§ WORK ORDER: A complete and exact copy of the entries below is the expected result.

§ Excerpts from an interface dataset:
■ ■ ■ ■ ■ ■ ■
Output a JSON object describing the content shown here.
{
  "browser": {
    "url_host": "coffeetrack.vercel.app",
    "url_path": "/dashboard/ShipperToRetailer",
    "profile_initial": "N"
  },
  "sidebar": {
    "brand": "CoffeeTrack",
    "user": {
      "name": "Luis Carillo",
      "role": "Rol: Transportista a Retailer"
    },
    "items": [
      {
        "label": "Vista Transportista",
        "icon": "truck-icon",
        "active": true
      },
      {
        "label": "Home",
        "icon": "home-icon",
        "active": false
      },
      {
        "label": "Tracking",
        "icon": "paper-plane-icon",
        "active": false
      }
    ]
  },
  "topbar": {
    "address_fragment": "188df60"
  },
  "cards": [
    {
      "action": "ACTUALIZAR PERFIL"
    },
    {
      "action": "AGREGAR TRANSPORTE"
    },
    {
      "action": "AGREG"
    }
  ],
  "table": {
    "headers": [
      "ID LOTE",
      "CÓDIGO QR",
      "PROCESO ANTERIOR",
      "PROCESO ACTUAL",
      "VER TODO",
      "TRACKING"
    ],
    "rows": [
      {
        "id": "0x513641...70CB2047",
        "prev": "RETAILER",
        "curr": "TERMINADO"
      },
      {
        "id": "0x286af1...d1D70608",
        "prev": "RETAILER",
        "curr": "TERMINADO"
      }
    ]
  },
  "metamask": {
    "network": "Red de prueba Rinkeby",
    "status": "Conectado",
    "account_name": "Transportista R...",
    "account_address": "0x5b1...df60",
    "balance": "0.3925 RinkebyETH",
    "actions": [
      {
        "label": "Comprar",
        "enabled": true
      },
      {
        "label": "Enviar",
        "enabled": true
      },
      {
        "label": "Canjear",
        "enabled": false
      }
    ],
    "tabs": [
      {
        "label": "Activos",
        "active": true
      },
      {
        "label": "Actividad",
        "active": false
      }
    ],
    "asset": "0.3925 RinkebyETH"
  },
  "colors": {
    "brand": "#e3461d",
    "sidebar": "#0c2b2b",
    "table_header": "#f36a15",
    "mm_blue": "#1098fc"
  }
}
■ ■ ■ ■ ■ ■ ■
§ REPLY:
Output a JSON object describing the content shown here.
{
  "browser": {
    "url_host": "coffeetrack.vercel.app",
    "url_path": "/dashboard/ShipperToRetailer",
    "profile_initial": "N"
  },
  "sidebar": {
    "brand": "CoffeeTrack",
    "user": {
      "name": "Luis Carillo",
      "role": "Rol: Transportista a Retailer"
    },
    "items": [
      {
        "label": "Vista Transportista",
        "icon": "truck-icon",
        "active": true
      },
      {
        "label": "Home",
        "icon": "home-icon",
        "active": false
      },
      {
        "label": "Tracking",
        "icon": "paper-plane-icon",
        "active": false
      }
    ]
  },
  "topbar": {
    "address_fragment": "188df60"
  },
  "cards": [
    {
      "action": "ACTUALIZAR PERFIL"
    },
    {
      "action": "AGREGAR TRANSPORTE"
    },
    {
      "action": "AGREG"
    }
  ],
  "table": {
    "headers": [
      "ID LOTE",
      "CÓDIGO QR",
      "PROCESO ANTERIOR",
      "PROCESO ACTUAL",
      "VER TODO",
      "TRACKING"
    ],
    "rows": [
      {
        "id": "0x513641...70CB2047",
        "prev": "RETAILER",
        "curr": "TERMINADO"
      },
      {
        "id": "0x286af1...d1D70608",
        "prev": "RETAILER",
        "curr": "TERMINADO"
      }
    ]
  },
  "metamask": {
    "network": "Red de prueba Rinkeby",
    "status": "Conectado",
    "account_name": "Transportista R...",
    "account_address": "0x5b1...df60",
    "balance": "0.3925 RinkebyETH",
    "actions": [
      {
        "label": "Comprar",
        "enabled": true
      },
      {
        "label": "Enviar",
        "enabled": true
      },
      {
        "label": "Canjear",
        "enabled": false
      }
    ],
    "tabs": [
      {
        "label": "Activos",
        "active": true
      },
      {
        "label": "Actividad",
        "active": false
      }
    ],
    "asset": "0.3925 RinkebyETH"
  },
  "colors": {
    "brand": "#e3461d",
    "sidebar": "#0c2b2b",
    "table_header": "#f36a15",
    "mm_blue": "#1098fc"
  }
}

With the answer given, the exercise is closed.